I always feel crafty around the holidays but I like to make things that I’ll actually use or display for at least a few years. I’ve been in need of a way to display holiday cards and had seen these all over Pinterest the past few years. It seemed easy enough so I hit up Michaels and Amazon (because as much as I love Michaels, they just don’t always have everything; and because Amazon Prime….) and put it together over two evenings (maybe 2 hours total? 2.5 max). It honestly was SO easy that I wasn’t planning on posting it, but then I thought better. So sorry for process shots – but I think you can get it.



Christmas Card Wreath

What you need:

  • 1 wire wreath frame – I think I got the 18 inch but you can get whatever size works for you
  • clothespins – I ordered green and red from Amazon; they were different sizes and the larger red ones (3 5/16″) worked best; you could also buy regular clothespins and spray paint them
  • ribbon – I used 4 different 3/8″ Christmasy ribbon and a wider one to hang it with

What to do:

Paint the wreath and/or clothes pins if you want. I didn’t – the wreath is already green and I bought colored clothes pins.

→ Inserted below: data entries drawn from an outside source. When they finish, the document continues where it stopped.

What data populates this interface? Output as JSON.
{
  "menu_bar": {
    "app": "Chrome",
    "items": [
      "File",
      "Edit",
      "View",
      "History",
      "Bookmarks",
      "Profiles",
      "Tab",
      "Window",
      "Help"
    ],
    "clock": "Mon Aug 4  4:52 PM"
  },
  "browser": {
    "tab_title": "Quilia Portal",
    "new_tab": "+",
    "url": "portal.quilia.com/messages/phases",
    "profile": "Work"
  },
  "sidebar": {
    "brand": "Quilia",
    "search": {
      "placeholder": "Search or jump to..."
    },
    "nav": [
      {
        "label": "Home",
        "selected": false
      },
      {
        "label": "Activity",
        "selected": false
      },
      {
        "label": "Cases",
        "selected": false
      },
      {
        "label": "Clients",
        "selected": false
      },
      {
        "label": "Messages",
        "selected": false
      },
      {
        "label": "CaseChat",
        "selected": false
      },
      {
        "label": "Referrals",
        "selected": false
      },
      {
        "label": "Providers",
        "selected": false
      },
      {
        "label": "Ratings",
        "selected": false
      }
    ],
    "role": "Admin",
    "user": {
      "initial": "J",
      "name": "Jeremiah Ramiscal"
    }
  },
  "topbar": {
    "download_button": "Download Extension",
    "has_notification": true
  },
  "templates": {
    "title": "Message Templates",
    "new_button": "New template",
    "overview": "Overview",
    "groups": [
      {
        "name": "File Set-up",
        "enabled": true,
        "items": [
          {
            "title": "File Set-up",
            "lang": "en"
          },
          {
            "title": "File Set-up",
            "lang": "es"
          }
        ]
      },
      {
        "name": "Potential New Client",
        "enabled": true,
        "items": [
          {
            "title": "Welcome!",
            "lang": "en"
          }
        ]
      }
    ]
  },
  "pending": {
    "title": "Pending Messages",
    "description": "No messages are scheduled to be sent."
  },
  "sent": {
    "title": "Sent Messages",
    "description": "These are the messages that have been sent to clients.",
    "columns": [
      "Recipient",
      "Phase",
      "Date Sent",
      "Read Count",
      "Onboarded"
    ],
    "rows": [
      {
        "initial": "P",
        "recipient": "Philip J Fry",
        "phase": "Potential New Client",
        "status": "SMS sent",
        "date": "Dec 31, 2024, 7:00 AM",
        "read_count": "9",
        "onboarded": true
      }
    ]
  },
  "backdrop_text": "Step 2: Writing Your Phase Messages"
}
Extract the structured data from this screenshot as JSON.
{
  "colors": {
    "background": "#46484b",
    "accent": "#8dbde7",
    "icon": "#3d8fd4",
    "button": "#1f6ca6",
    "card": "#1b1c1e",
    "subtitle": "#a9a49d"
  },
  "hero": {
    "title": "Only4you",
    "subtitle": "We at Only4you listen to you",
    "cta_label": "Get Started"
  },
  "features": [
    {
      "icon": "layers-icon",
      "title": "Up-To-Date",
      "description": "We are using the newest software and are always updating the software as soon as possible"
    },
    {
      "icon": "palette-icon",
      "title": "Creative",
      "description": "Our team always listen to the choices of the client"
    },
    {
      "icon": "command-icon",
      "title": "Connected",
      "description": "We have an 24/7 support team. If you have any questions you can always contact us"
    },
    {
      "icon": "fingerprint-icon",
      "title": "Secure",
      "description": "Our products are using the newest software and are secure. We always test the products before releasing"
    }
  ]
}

Clip on clothes pins so that it opens toward the outside. I alternated colors leaving 2-3 fingers-width in between each.

Cut ribbons into pieces and tie onto middle two rings of the wreath. I started with one ribbon in between each clothespin. Then filled in with a second ribbon in between some clothes pins. I would have done 2 in between every clothes pin but the ribbon didn’t quit make it that far.

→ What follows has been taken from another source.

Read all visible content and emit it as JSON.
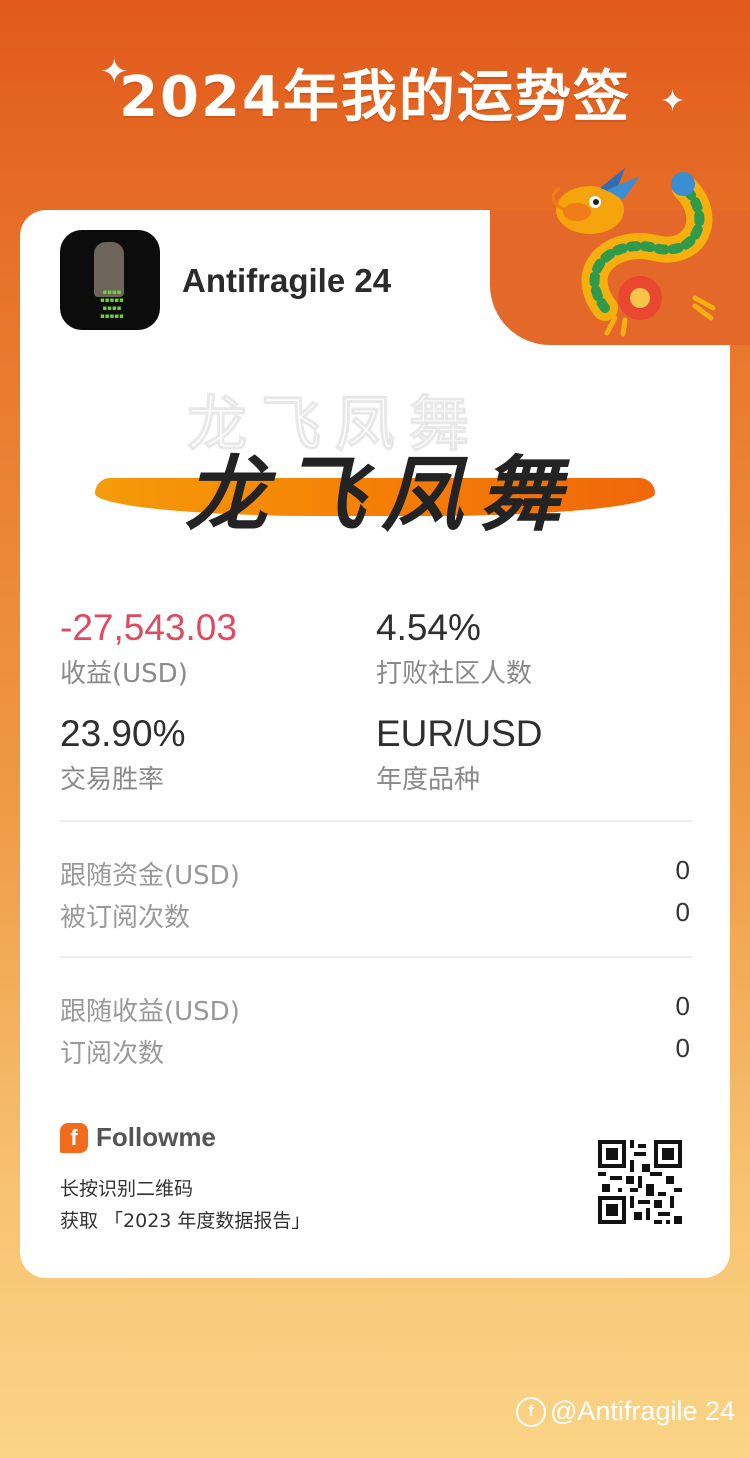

Hang it! I used a wider Christmasy ribbon to hang it with.



Spoon Bunnies

I have finished #19 on my 30 before 30 list! I promise I made a Christmas wreath, but somehow never posted it. Maybe when I move I can pull it out and write it up! I already had a spring/Easter-y wreath, so I needed to find another crafty thing to make. Pinterest to the rescue! I took what Crafts by Amanda made and modified it – I don’t need place holders (though I have hosted Easter dinner before). So it’s just a little decor for the holiday!

Here are the steps, full directions below! I ended up not using the pink foam. This is an easy craft to modify to make it your own! The bunnies don’t look exactly happy….not really sure how to make a bunny look happy. But it’s still kind of cute!

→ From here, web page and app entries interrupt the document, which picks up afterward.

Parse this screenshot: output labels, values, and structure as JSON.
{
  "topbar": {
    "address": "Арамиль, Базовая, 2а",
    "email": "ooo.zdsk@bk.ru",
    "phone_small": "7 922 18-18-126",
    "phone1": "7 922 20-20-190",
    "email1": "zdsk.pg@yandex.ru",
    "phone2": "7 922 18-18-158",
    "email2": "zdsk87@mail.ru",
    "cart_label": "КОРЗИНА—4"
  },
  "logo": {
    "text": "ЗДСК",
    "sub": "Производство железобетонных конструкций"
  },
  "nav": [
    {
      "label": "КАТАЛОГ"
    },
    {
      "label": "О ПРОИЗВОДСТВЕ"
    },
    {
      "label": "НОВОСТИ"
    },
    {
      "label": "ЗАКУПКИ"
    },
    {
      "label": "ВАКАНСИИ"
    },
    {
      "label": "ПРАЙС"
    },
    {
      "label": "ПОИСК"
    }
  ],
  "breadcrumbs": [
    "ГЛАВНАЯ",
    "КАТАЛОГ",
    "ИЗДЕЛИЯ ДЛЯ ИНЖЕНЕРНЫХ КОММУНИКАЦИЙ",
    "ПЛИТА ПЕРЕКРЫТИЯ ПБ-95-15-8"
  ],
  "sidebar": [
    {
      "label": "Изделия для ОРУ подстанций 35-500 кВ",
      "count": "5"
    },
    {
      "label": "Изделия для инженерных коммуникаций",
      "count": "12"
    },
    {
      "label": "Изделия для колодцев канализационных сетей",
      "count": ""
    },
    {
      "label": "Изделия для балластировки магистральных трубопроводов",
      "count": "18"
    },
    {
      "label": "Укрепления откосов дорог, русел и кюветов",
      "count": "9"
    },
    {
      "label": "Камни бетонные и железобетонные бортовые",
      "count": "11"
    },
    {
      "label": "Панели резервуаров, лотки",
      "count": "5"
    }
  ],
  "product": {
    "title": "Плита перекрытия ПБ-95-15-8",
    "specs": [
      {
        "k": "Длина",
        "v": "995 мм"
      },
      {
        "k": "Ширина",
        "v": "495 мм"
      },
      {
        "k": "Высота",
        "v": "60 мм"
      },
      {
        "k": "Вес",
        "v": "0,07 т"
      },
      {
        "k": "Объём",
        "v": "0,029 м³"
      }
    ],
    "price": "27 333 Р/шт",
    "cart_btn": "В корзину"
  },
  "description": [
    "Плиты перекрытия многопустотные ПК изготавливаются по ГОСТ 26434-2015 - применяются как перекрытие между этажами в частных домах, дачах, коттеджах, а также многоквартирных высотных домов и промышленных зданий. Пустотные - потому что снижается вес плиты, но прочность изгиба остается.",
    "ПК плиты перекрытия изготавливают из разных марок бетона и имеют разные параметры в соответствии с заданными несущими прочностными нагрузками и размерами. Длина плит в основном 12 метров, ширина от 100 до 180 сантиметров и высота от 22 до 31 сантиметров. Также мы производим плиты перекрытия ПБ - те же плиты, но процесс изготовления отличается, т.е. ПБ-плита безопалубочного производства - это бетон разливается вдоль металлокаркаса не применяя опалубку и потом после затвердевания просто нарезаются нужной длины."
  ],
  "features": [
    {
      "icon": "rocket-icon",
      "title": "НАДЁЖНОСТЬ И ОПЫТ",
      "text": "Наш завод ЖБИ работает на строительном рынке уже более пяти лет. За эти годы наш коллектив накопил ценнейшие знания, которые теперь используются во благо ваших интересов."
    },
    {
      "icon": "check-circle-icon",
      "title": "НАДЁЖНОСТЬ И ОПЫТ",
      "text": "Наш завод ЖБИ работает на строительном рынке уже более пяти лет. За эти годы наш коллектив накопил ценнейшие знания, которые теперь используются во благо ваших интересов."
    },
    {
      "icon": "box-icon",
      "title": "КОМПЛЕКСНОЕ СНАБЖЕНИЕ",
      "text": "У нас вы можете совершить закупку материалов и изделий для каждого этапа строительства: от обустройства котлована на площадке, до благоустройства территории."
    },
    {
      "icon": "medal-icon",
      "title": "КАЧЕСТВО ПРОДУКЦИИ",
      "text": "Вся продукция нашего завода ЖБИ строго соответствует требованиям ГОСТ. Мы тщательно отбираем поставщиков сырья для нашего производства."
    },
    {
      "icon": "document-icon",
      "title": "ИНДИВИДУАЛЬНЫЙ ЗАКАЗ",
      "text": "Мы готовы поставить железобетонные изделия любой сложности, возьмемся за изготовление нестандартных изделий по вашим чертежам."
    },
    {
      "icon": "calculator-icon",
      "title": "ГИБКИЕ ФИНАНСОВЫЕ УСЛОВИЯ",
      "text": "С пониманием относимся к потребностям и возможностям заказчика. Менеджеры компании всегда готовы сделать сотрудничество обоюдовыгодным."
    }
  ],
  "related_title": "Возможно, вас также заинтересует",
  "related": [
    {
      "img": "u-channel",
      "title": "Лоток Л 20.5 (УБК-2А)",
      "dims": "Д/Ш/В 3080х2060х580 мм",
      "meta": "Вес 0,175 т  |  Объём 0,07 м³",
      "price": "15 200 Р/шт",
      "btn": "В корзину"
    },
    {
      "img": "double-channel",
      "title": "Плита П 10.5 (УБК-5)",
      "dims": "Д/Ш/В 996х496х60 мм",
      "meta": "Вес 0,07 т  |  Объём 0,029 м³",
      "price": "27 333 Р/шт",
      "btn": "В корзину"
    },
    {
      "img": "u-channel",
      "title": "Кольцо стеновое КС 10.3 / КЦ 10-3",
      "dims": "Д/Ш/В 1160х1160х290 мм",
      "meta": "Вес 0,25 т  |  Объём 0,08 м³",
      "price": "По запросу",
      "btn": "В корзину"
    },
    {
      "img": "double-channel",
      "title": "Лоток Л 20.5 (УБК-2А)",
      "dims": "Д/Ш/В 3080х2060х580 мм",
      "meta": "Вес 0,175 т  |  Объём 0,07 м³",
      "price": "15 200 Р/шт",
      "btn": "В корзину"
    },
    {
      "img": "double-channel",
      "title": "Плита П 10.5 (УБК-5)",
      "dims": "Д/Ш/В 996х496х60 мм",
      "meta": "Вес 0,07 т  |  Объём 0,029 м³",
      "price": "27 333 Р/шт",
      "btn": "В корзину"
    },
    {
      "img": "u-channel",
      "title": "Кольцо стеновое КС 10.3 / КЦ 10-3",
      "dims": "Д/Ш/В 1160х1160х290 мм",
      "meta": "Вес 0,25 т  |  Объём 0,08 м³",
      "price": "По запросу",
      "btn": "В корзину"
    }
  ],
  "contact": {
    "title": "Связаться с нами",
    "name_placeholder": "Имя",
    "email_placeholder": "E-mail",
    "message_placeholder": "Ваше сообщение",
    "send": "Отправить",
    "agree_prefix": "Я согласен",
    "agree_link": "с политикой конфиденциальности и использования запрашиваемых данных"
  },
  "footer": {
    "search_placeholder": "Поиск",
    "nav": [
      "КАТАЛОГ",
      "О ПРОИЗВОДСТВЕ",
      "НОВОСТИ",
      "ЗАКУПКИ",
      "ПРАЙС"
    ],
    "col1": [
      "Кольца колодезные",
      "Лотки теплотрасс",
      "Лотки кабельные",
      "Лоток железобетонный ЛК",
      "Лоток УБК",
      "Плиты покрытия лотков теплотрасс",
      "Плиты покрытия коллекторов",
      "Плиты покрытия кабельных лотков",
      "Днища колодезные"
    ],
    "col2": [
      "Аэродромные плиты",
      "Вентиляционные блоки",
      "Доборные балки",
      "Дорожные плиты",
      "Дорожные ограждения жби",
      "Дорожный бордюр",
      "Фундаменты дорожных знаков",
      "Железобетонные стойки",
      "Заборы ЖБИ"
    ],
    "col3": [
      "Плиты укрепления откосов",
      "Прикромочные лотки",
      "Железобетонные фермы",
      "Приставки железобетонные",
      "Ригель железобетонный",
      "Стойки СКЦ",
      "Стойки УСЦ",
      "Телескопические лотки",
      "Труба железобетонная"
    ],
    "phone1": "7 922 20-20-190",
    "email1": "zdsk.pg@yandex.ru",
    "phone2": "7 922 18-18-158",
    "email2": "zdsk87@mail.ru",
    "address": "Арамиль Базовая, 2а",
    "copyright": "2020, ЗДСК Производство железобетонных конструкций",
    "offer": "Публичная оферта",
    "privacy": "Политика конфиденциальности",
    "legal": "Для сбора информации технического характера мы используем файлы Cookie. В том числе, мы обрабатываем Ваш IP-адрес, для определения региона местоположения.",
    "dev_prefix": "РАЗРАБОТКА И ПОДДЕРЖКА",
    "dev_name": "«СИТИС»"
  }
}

Get your materials

Paint the pots – I used a q-tip to paint the dots.

Lightly sand then paint the spoons


Make bunny ears; glue on eyes, tail and ears; paint on nose; draw on face.


Use floral foam in the pot to hold the spoon.


Fill with paper!


Easter Bunny Spoons

What you need:

  • small clay pots
  • acrylic paint – whatever colors you want
  • foam paint brushes
  • floral foam
  • sheet of white foam
  • googly eyes (or black paint to paint on eyes)
  • small pom-poms (tails)
  • black sharpie (or black paint)

Paint the pots white – probably will need a couple coats. Once that dries, paint the rims whatever colors you want. Paint dots of the same color on the sides of the pot (I used a Q-Tip). Let dry.

Lightly sand the spoons and paint them white. Stick them in some floral foam to dry. You wouldn’t necessarily have to paint them if you’re doing a white bunny – but I didn’t want to shine of the spoon. You could also do a different color than white! Let dry.

Make your ears while the spoons dry. I used white foam and cut out ears, then painted in the pink. You could also use pink foam (which was my original plan).

Do the face on the back of the spoon. I used the pink paint to do a nose. I had googly eyes already so I used those and glued on with hot glue, but you can also do a black paint dot for the eyes. Glue on the ears. Use a sharpie or black paint to do the mouth and whiskers.

Glue on the pom-pom for the tail.

Cut some floral foam to fit into the bottom of the pot – doesn’t have to fit perfectly. Stick a dried spoon bunny into the floral foam in each pot.

Fill the pot with Easter grass or paper or whatever you have!